Florida's legislative session is just beginning, but the battle over Governor Rick Scott's most prized programs has been going on for a while.
He claims the program that lures out-of-state businesses helps poor communities. WUSF's Steve Newborn checks out that claim with Josh Gillin of PolitiFact Florida.
As Florida's legislative session begins anew, one of the biggest tussles is over business incentive programs, like Visit Florida and Enterprise Florida. House speaker Richard Corcoran is backing down from plans to do away with the tourism arm, but he's still gung-ho on abolishing the program that pays businesses to relocate to the state.
Gov. Scott isn't taking this lying down - he's been on a statewide tour to drum up support for his prized programs. He made his case during a recent meeting with reporters in the state capitol.
"When the House wants to stop Enterprise Florida, they are hurting our poorest communities. They're hurting our rural communities," said Scott, a Republican.
Is this true? Here's PolitiFact Florida's investigation:

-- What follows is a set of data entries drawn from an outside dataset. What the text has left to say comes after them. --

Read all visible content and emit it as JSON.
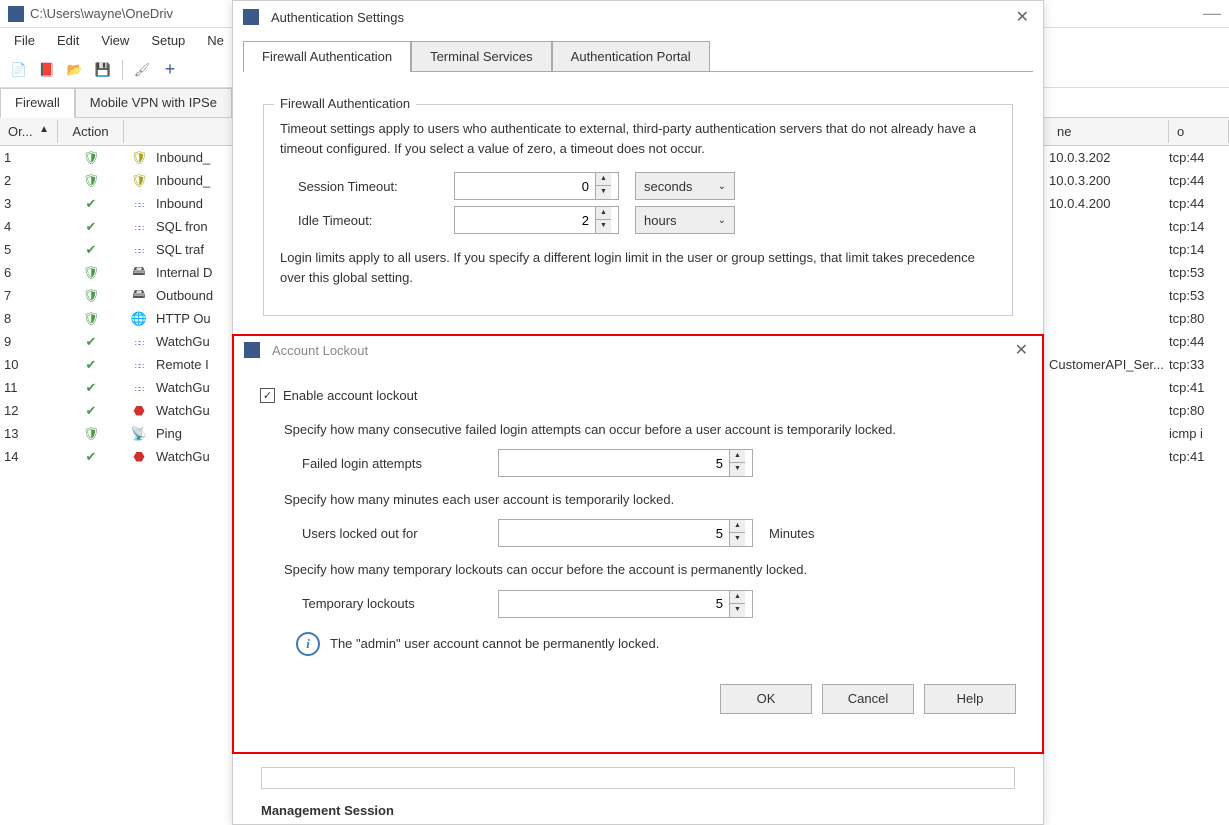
{
  "main_window": {
    "title_path": "C:\\Users\\wayne\\OneDriv",
    "menus": [
      "File",
      "Edit",
      "View",
      "Setup",
      "Ne"
    ],
    "tabs": [
      "Firewall",
      "Mobile VPN with IPSe"
    ],
    "grid": {
      "headers": {
        "or": "Or... ",
        "action": "Action",
        "name": "ne",
        "to": "o"
      },
      "rows": [
        {
          "or": "1",
          "action": "shield",
          "ico": "shield-y",
          "name": "Inbound_",
          "to": "10.0.3.202",
          "port": "tcp:44"
        },
        {
          "or": "2",
          "action": "shield",
          "ico": "shield-y",
          "name": "Inbound_",
          "to": "10.0.3.200",
          "port": "tcp:44"
        },
        {
          "or": "3",
          "action": "check",
          "ico": "dots",
          "name": "Inbound",
          "to": "10.0.4.200",
          "port": "tcp:44"
        },
        {
          "or": "4",
          "action": "check",
          "ico": "dots",
          "name": "SQL fron",
          "to": "",
          "port": "tcp:14"
        },
        {
          "or": "5",
          "action": "check",
          "ico": "dots",
          "name": "SQL traf",
          "to": "",
          "port": "tcp:14"
        },
        {
          "or": "6",
          "action": "shield",
          "ico": "srv",
          "name": "Internal D",
          "to": "",
          "port": "tcp:53"
        },
        {
          "or": "7",
          "action": "shield",
          "ico": "srv",
          "name": "Outbound",
          "to": "",
          "port": "tcp:53"
        },
        {
          "or": "8",
          "action": "shield",
          "ico": "globe",
          "name": "HTTP Ou",
          "to": "",
          "port": "tcp:80"
        },
        {
          "or": "9",
          "action": "check",
          "ico": "dots",
          "name": "WatchGu",
          "to": "",
          "port": "tcp:44"
        },
        {
          "or": "10",
          "action": "check",
          "ico": "dots",
          "name": "Remote I",
          "to": "CustomerAPI_Ser...",
          "port": "tcp:33"
        },
        {
          "or": "11",
          "action": "check",
          "ico": "dots",
          "name": "WatchGu",
          "to": "",
          "port": "tcp:41"
        },
        {
          "or": "12",
          "action": "check",
          "ico": "red",
          "name": "WatchGu",
          "to": "",
          "port": "tcp:80"
        },
        {
          "or": "13",
          "action": "shield",
          "ico": "ping",
          "name": "Ping",
          "to": "",
          "port": "icmp i"
        },
        {
          "or": "14",
          "action": "check",
          "ico": "red",
          "name": "WatchGu",
          "to": "",
          "port": "tcp:41"
        }
      ]
    }
  },
  "auth_dialog": {
    "title": "Authentication Settings",
    "tabs": [
      "Firewall Authentication",
      "Terminal Services",
      "Authentication Portal"
    ],
    "fieldset_legend": "Firewall Authentication",
    "desc1": "Timeout settings apply to users who authenticate to external, third-party authentication servers that do not already have a timeout configured. If you select a value of zero, a timeout does not occur.",
    "session_timeout_label": "Session Timeout:",
    "session_timeout_value": "0",
    "session_timeout_unit": "seconds",
    "idle_timeout_label": "Idle Timeout:",
    "idle_timeout_value": "2",
    "idle_timeout_unit": "hours",
    "desc2": "Login limits apply to all users. If you specify a different login limit in the user or group settings, that limit takes precedence over this global setting.",
    "mgmt_session": "Management Session"
  },
  "lockout_dialog": {
    "title": "Account Lockout",
    "enable_label": "Enable account lockout",
    "enable_checked": true,
    "failed_desc": "Specify how many consecutive failed login attempts can occur before a user account is temporarily locked.",
    "failed_label": "Failed login attempts",
    "failed_value": "5",
    "locked_desc": "Specify how many minutes each user account is temporarily locked.",
    "locked_label": "Users locked out for",
    "locked_value": "5",
    "locked_unit": "Minutes",
    "temp_desc": "Specify how many temporary lockouts can occur before the account is permanently locked.",
    "temp_label": "Temporary lockouts",
    "temp_value": "5",
    "admin_note": "The \"admin\" user account cannot be permanently locked.",
    "buttons": {
      "ok": "OK",
      "cancel": "Cancel",
      "help": "Help"
    }
  }
}
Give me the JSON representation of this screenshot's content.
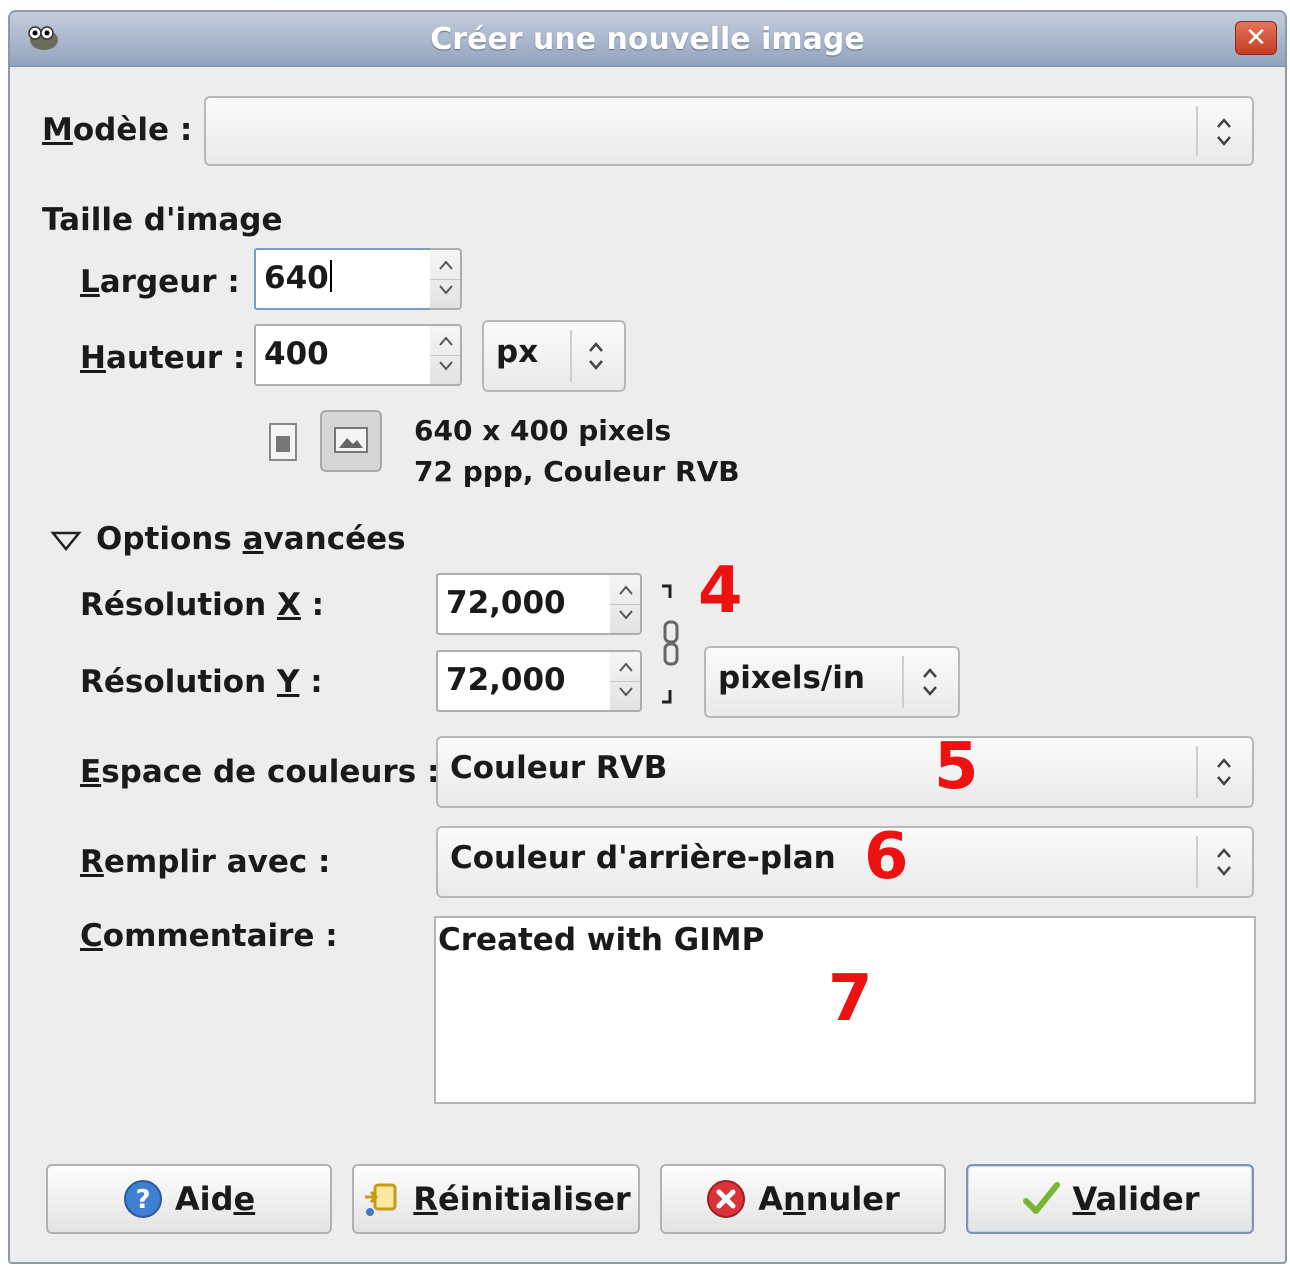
{
  "window": {
    "title": "Créer une nouvelle image",
    "close_label": "✕"
  },
  "template": {
    "label_pre": "",
    "label_u": "M",
    "label_post": "odèle :",
    "value": ""
  },
  "image_size": {
    "heading": "Taille d'image",
    "width": {
      "label_u": "L",
      "label_post": "argeur :",
      "value": "640"
    },
    "height": {
      "label_u": "H",
      "label_post": "auteur :",
      "value": "400"
    },
    "unit": "px",
    "info_line1": "640 x 400 pixels",
    "info_line2": "72 ppp, Couleur RVB"
  },
  "advanced": {
    "heading_pre": "Options ",
    "heading_u": "a",
    "heading_post": "vancées",
    "res_x": {
      "label_pre": "Résolution ",
      "label_u": "X",
      "label_post": " :",
      "value": "72,000"
    },
    "res_y": {
      "label_pre": "Résolution ",
      "label_u": "Y",
      "label_post": " :",
      "value": "72,000"
    },
    "res_unit": "pixels/in",
    "colorspace": {
      "label_u": "E",
      "label_post": "space de couleurs :",
      "value": "Couleur RVB"
    },
    "fill": {
      "label_u": "R",
      "label_post": "emplir avec :",
      "value": "Couleur d'arrière-plan"
    },
    "comment": {
      "label_u": "C",
      "label_post": "ommentaire :",
      "value": "Created with GIMP"
    }
  },
  "annotations": {
    "n4": "4",
    "n5": "5",
    "n6": "6",
    "n7": "7"
  },
  "buttons": {
    "help": {
      "pre": "Aid",
      "u": "e",
      "post": ""
    },
    "reset": {
      "pre": "",
      "u": "R",
      "post": "éinitialiser"
    },
    "cancel": {
      "pre": "A",
      "u": "n",
      "post": "nuler"
    },
    "ok": {
      "pre": "",
      "u": "V",
      "post": "alider"
    }
  },
  "colors": {
    "accent_red": "#ee1111",
    "title_bar": "#a6b4cb"
  },
  "icons": [
    "gimp-wilber-icon",
    "close-icon",
    "portrait-icon",
    "landscape-icon",
    "chain-link-icon",
    "help-icon",
    "reset-icon",
    "cancel-icon",
    "checkmark-icon"
  ]
}
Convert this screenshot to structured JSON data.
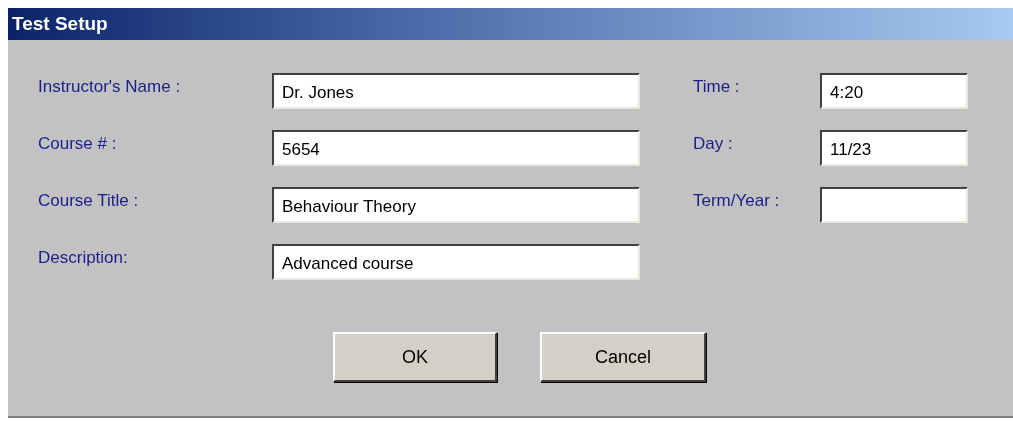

There is evidence that deals by Enterprise Florida, a quasi-governmental agency largely funded through tax dollars, don’t always amount to jobs.
In January, a joint report by the state Office of Program Policy Analysis and Government Accountability and the office of the state’s chief economist criticized many of the programs. They either "underperformed," had been "unable to achieve job goals" or had "inadequate reporting requirements," according to the report.
Most of the incentives money was awarded to existing Florida businesses that have over 1,000 employees, according to the report.
Chief economist Amy Baker told state legislators in January that nearly 70 percent of state-level incentive and investment programs lost money during the past three years.
We wanted to know the picture for rural areas.
The Florida Department of Economic Opportunity, which tracks created jobs, sent us data showing 2,048 jobs had been created in rural counties as a result of Enterprise Florida incentive projects since Scott took office.
There are some caveats about this data — including a 12- to 18-month lag for companies to report the number of jobs created and for the state to confirm the numbers.
Even though some jobs in rural counties did materialize, Scott can’t prove that they were created only as a result of Enterprise Florida’s involvement.
"It is never valid to point to aggregate economic trends as a way of justifying incentive programs, because incentives are too small and touch too few employers to be a credible cause of broad employment trends," said Greg LeRoy, executive director of Good Jobs First, a labor-funded resource center that tracks subsidies.
We tried to get to get an idea of how many new jobs in rural counties could be the result of government assistance, and Moody’s analyst Kwame Donaldson offered to crunch the numbers. (He defined rural counties as those which don’t include one of the 22 metropolitan areas. That means Donaldson counted 23 counties while the state counted 29.)
By Donaldson’s count, there were 48,000 more jobs in rural counties since January 2011, a 25 percent jump. The growth was higher than growth in metro areas, he added.
The state claimed responsibility for 2,048 jobs — or around 5 percent of 48,000.
That’s not significant compared with the natural growth of rural areas, Donaldson said.
Job gains through Enterprise Florida projects have been relatively small compared with overall job growth in those counties. Nonpartisan reviews of incentive programs don't prove that rural communities rely on Enterprise Florida for economic stability. Finally, Scott can’t prove that the jobs would not have materialized without the state money.
The statement contains an element of truth but ignores critical facts that would give a different impression. We rate it Mostly False.